What’s the difference between LCD and LED monitors?
Here’s the situation: Your old computer monitor has gone dim and you must buy a new one. So, you head to your favourite electronics store and head to the computer monitors section. You stand, perplexed, in front of your monitor options. You have a choice to make between an LCD monitor and an LED monitor but you have no idea what the difference is between these two options. Don’t worry, that’s what we’re here to figure out. First, let’s define the terms. Let’s see What’s the difference between LCD and LED monitors?
LCD stands for ‘liquid crystal display’. It means that the active part of the monitor is a layer of liquid held between two pieces of polarized glass. A light from behind the liquid shines through the glass and illuminates the crystals.
LED stands for ‘light-emitting diode’. LEDs are used as a light source in home light bulbs, traffic lights, smartphone and laptop screens and, of course, monitors. LEDs producing infrared light have been in your remote controls for decades. The time display on your clock radio? Yup, those are LEDs as well. In monitors, LEDs are the backlight used to illuminate the liquid crystal display.
Did you notice that? LEDs can be used to light LCDs. I know, that’s only worsened your confusion. Let me clarify. This is a case of a marketing team taking creative license with a technical term. When talking about monitors, LCDs are usually the monitors that are backlit by fluorescent lamps, while LED monitors are backlit by LEDs. All LED monitors use liquid crystal displays, but not all liquid crystal displays are lit by LEDs. Are you still with me? Good. For the rest of this article, ‘LCD monitors’ will refer to a monitor with a fluorescent backlight.
LCD Strengths and Weaknesses
The LCD monitors are the more affordable option. This is because they’ve been in production for so long that the component costs have dropped significantly. Though most manufacturers are moving away from fluorescent backlighting, there is still a selection of models to choose from. It has a lifespan comparable to an LED backlight. Your fluorescent backlit monitor has some negative traits, however. There are very few of these monitors that can support 4K, though, and you won’t see new features gracing the fluorescent backlit monitor lines. The light contains mercury, so there’s a pollution cost when it reaches end of life. Also, fluorescent monitors are heavier, bulkier and hotter than LEDs.
LED Strengths and Weaknesses

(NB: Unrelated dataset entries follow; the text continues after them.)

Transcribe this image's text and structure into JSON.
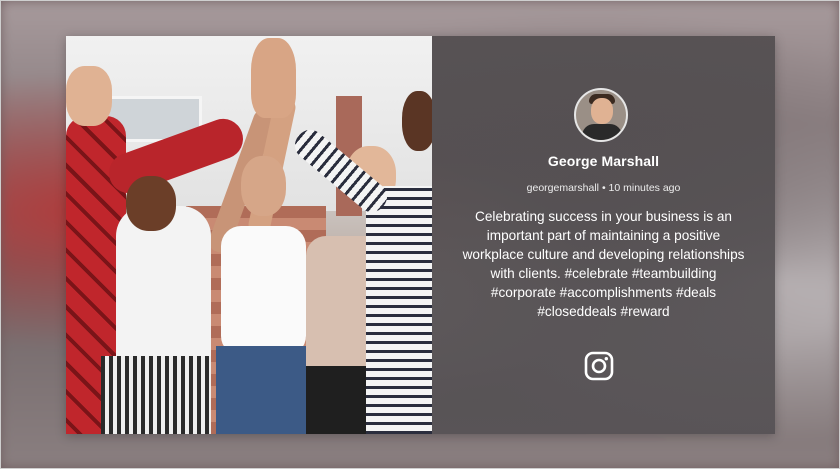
{
  "post": {
    "author_name": "George Marshall",
    "handle": "georgemarshall",
    "separator": "•",
    "time_ago": "10 minutes ago",
    "text": "Celebrating success in your business is an important part of maintaining a positive workplace culture and developing relationships with clients. #celebrate #teambuilding #corporate #accomplishments #deals #closeddeals #reward",
    "platform_icon": "instagram-icon"
  },
  "colors": {
    "panel_bg": "#4e4a4c",
    "text": "#ffffff"
  }
}
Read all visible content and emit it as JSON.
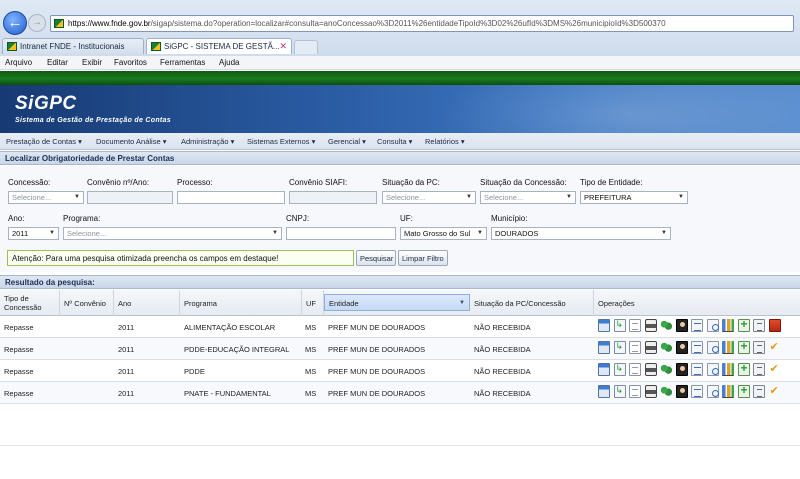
{
  "browser": {
    "address_domain": "https://www.fnde.gov.br",
    "address_rest": "/sigap/sistema.do?operation=localizar#consulta=anoConcessao%3D2011%26entidadeTipoId%3D02%26ufId%3DMS%26municipioId%3D500370",
    "tabs": [
      {
        "label": "Intranet FNDE - Institucionais"
      },
      {
        "label": "SiGPC - SISTEMA DE GESTÃ..."
      }
    ],
    "menu": [
      "Arquivo",
      "Editar",
      "Exibir",
      "Favoritos",
      "Ferramentas",
      "Ajuda"
    ]
  },
  "app": {
    "logo": "SiGPC",
    "subtitle": "Sistema de Gestão de Prestação de Contas",
    "menu": [
      "Prestação de Contas ▾",
      "Documento Análise ▾",
      "Administração ▾",
      "Sistemas Externos ▾",
      "Gerencial ▾",
      "Consulta ▾",
      "Relatórios ▾"
    ]
  },
  "search": {
    "title": "Localizar Obrigatoriedade de Prestar Contas",
    "labels": {
      "concessao": "Concessão:",
      "convenio_ano": "Convênio nº/Ano:",
      "processo": "Processo:",
      "convenio_siafi": "Convênio SIAFI:",
      "situacao_pc": "Situação da PC:",
      "situacao_concessao": "Situação da Concessão:",
      "tipo_entidade": "Tipo de Entidade:",
      "ano": "Ano:",
      "programa": "Programa:",
      "cnpj": "CNPJ:",
      "uf": "UF:",
      "municipio": "Município:"
    },
    "values": {
      "concessao": "Selecione...",
      "situacao_pc": "Selecione...",
      "situacao_concessao": "Selecione...",
      "tipo_entidade": "PREFEITURA",
      "ano": "2011",
      "programa": "Selecione...",
      "uf": "Mato Grosso do Sul",
      "municipio": "DOURADOS"
    },
    "attention": "Atenção: Para uma pesquisa otimizada preencha os campos em destaque!",
    "search_button": "Pesquisar",
    "clear_button": "Limpar Filtro"
  },
  "results": {
    "title": "Resultado da pesquisa:",
    "headers": {
      "tipo_line1": "Tipo de",
      "tipo_line2": "Concessão",
      "convenio": "Nº Convênio",
      "ano": "Ano",
      "programa": "Programa",
      "uf": "UF",
      "entidade": "Entidade",
      "situacao": "Situação da PC/Concessão",
      "operacoes": "Operações"
    },
    "rows": [
      {
        "tipo": "Repasse",
        "convenio": "",
        "ano": "2011",
        "programa": "ALIMENTAÇÃO ESCOLAR",
        "uf": "MS",
        "entidade": "PREF MUN DE DOURADOS",
        "situacao": "NÃO RECEBIDA"
      },
      {
        "tipo": "Repasse",
        "convenio": "",
        "ano": "2011",
        "programa": "PDDE-EDUCAÇÃO INTEGRAL",
        "uf": "MS",
        "entidade": "PREF MUN DE DOURADOS",
        "situacao": "NÃO RECEBIDA"
      },
      {
        "tipo": "Repasse",
        "convenio": "",
        "ano": "2011",
        "programa": "PDDE",
        "uf": "MS",
        "entidade": "PREF MUN DE DOURADOS",
        "situacao": "NÃO RECEBIDA"
      },
      {
        "tipo": "Repasse",
        "convenio": "",
        "ano": "2011",
        "programa": "PNATE - FUNDAMENTAL",
        "uf": "MS",
        "entidade": "PREF MUN DE DOURADOS",
        "situacao": "NÃO RECEBIDA"
      }
    ],
    "row_operation_icons": [
      [
        "table-icon",
        "import-icon",
        "doc-icon",
        "print-icon",
        "users-icon",
        "person-icon",
        "list-icon",
        "search-doc-icon",
        "chart-icon",
        "add-icon",
        "clipboard-icon",
        "red-icon"
      ],
      [
        "table-icon",
        "import-icon",
        "doc-icon",
        "print-icon",
        "users-icon",
        "person-icon",
        "list-icon",
        "search-doc-icon",
        "chart-icon",
        "add-icon",
        "clipboard-icon",
        "check-icon"
      ],
      [
        "table-icon",
        "import-icon",
        "doc-icon",
        "print-icon",
        "users-icon",
        "person-icon",
        "list-icon",
        "search-doc-icon",
        "chart-icon",
        "add-icon",
        "clipboard-icon",
        "check-icon"
      ],
      [
        "table-icon",
        "import-icon",
        "doc-icon",
        "print-icon",
        "users-icon",
        "person-icon",
        "list-icon",
        "search-doc-icon",
        "chart-icon",
        "add-icon",
        "clipboard-icon",
        "check-icon"
      ]
    ]
  }
}
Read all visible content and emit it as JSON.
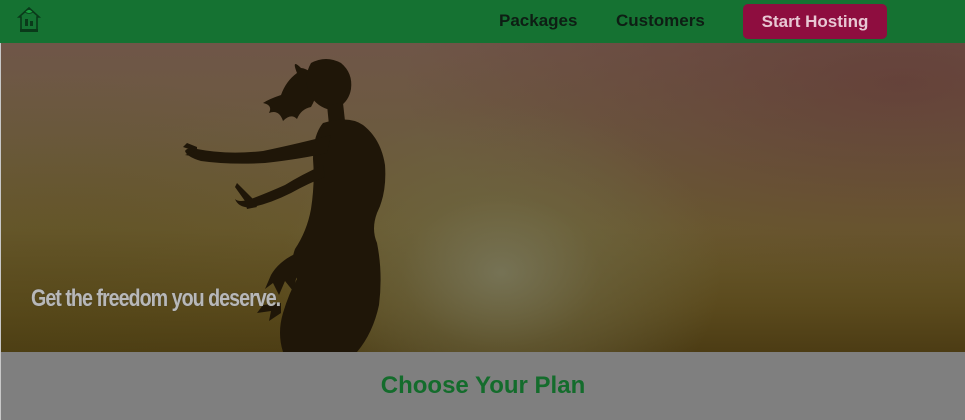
{
  "navbar": {
    "logo_icon": "house-leaf-logo-icon",
    "links": [
      {
        "label": "Packages"
      },
      {
        "label": "Customers"
      }
    ],
    "cta_label": "Start Hosting"
  },
  "hero": {
    "tagline": "Get the freedom you deserve.",
    "image": "silhouette-of-woman-at-sunset"
  },
  "plans": {
    "title": "Choose Your Plan"
  },
  "colors": {
    "navbar": "#157232",
    "cta": "#8e0d3f",
    "plan_title": "#146c2c",
    "overlay": "#7f7f7f"
  }
}
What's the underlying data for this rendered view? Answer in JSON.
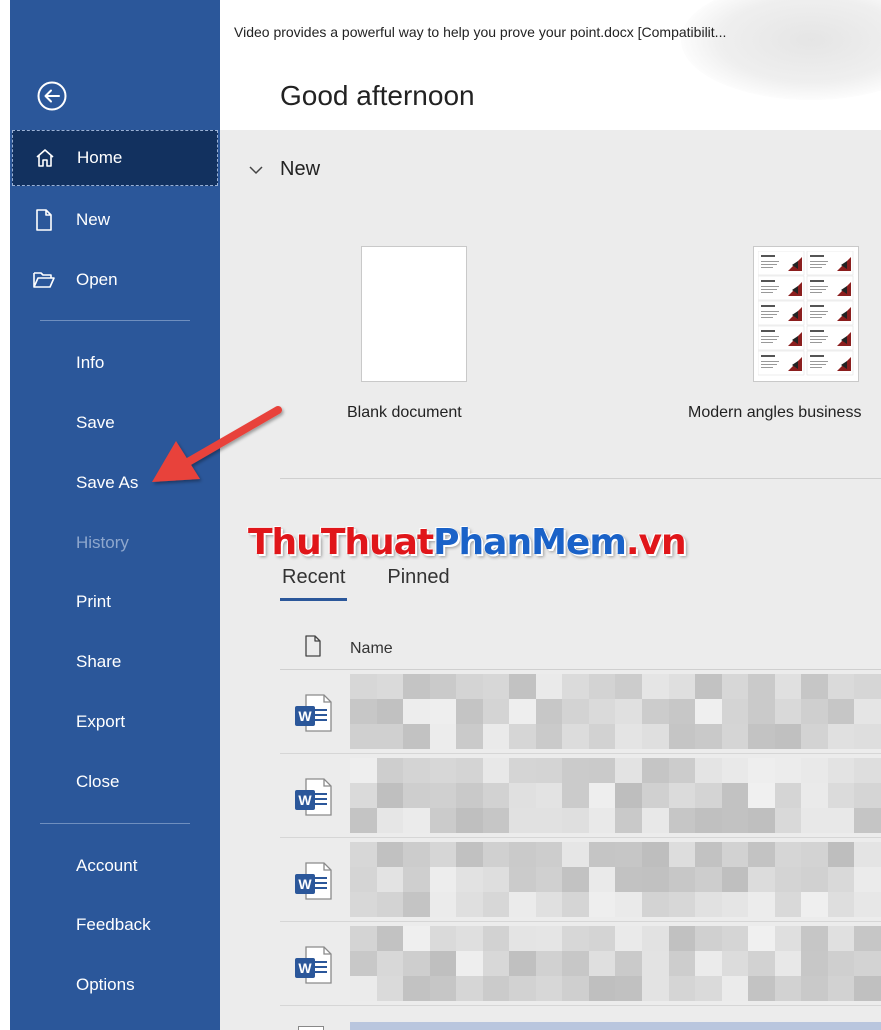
{
  "window": {
    "doc_title": "Video provides a powerful way to help you prove your point.docx [Compatibilit..."
  },
  "header": {
    "greeting": "Good afternoon"
  },
  "sidebar": {
    "back_icon": "back-arrow-circle-icon",
    "top_items": [
      {
        "label": "Home",
        "icon": "home-icon",
        "selected": true
      },
      {
        "label": "New",
        "icon": "new-document-icon"
      },
      {
        "label": "Open",
        "icon": "open-folder-icon"
      }
    ],
    "mid_items": [
      {
        "label": "Info"
      },
      {
        "label": "Save"
      },
      {
        "label": "Save As"
      },
      {
        "label": "History",
        "disabled": true
      },
      {
        "label": "Print"
      },
      {
        "label": "Share"
      },
      {
        "label": "Export"
      },
      {
        "label": "Close"
      }
    ],
    "bottom_items": [
      {
        "label": "Account"
      },
      {
        "label": "Feedback"
      },
      {
        "label": "Options"
      }
    ],
    "colors": {
      "background": "#2b579a",
      "selected": "#12315f"
    }
  },
  "new_section": {
    "heading": "New",
    "templates": [
      {
        "label": "Blank document"
      },
      {
        "label": "Modern angles business"
      }
    ]
  },
  "watermark": {
    "part1": "ThuThuat",
    "part2": "PhanMem",
    "part3": ".vn"
  },
  "recent": {
    "tabs": [
      {
        "label": "Recent",
        "active": true
      },
      {
        "label": "Pinned"
      }
    ],
    "column_name": "Name",
    "file_icon": "word-document-icon"
  },
  "annotation": {
    "arrow_target": "Save As",
    "color": "#e8423a"
  }
}
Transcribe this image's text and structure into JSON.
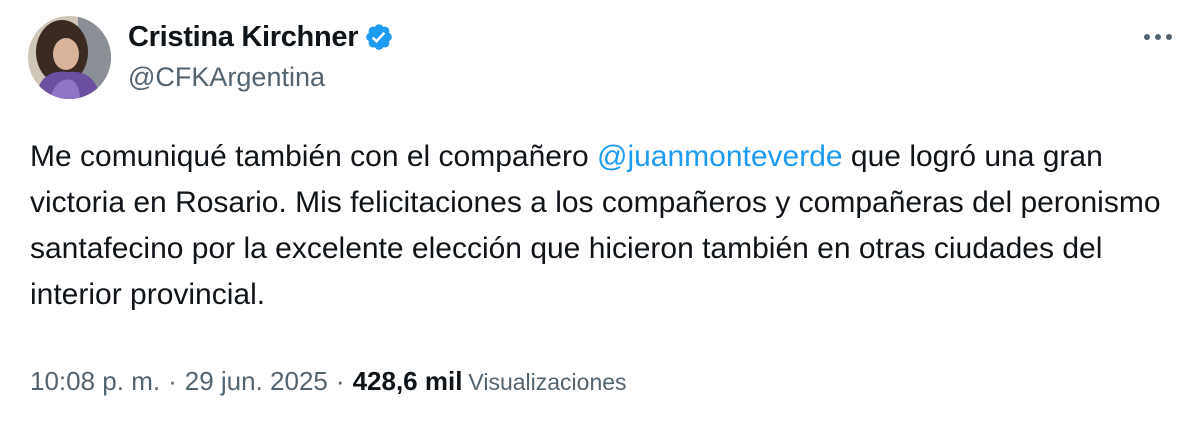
{
  "author": {
    "display_name": "Cristina Kirchner",
    "handle": "@CFKArgentina",
    "verified": true,
    "verified_color": "#1d9bf0"
  },
  "tweet": {
    "text_before_mention": "Me comuniqué también con el compañero ",
    "mention": "@juanmonteverde",
    "text_after_mention": " que logró una gran victoria en Rosario. Mis felicitaciones a los compañeros y compañeras del peronismo santafecino por la excelente elección que hicieron también en otras ciudades del interior provincial.",
    "time": "10:08 p. m.",
    "separator": "·",
    "date": "29 jun. 2025",
    "views_count": "428,6 mil",
    "views_label": "Visualizaciones"
  },
  "icons": {
    "more": "more-horizontal-icon",
    "verified": "verified-badge-icon"
  },
  "colors": {
    "text": "#0f1419",
    "secondary": "#536471",
    "link": "#1d9bf0"
  }
}
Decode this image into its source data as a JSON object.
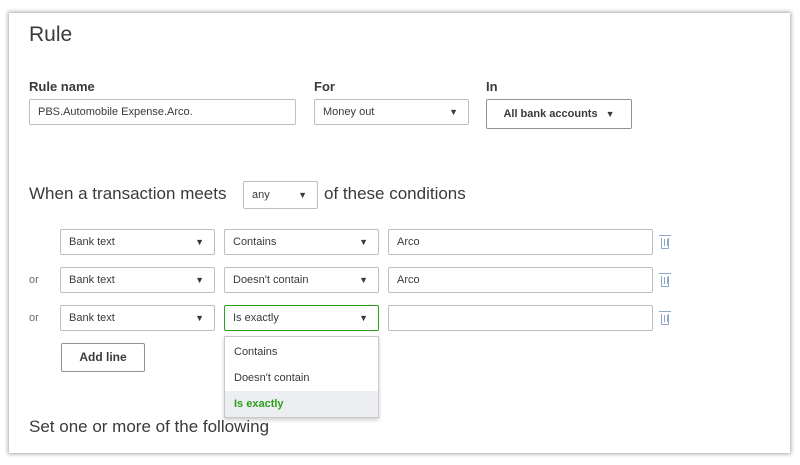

LED monitors are cooler (literally), more energy efficient, and thinner. Your LED monitor will be slimmer and cheaper to run in the long-term. The drawback is that you’ll pay more up front for it. Also, LED monitors are at slightly more risk for image retention (also known as the dreaded ‘screen burn’) than the LCD monitors are. But at the current time, the display manufacturing industry has embraced LED as the predominant backlight solution. As an example, most (if not all) touchscreens are LED-lit. If you are looking for a monitor that can support 4K resolution, fast response time for serious gamers, or general high performance, LED will be the technology of choice. And the lack of mercury in the light means you can rest easy when it’s time to retire the old beast to the recycling depot.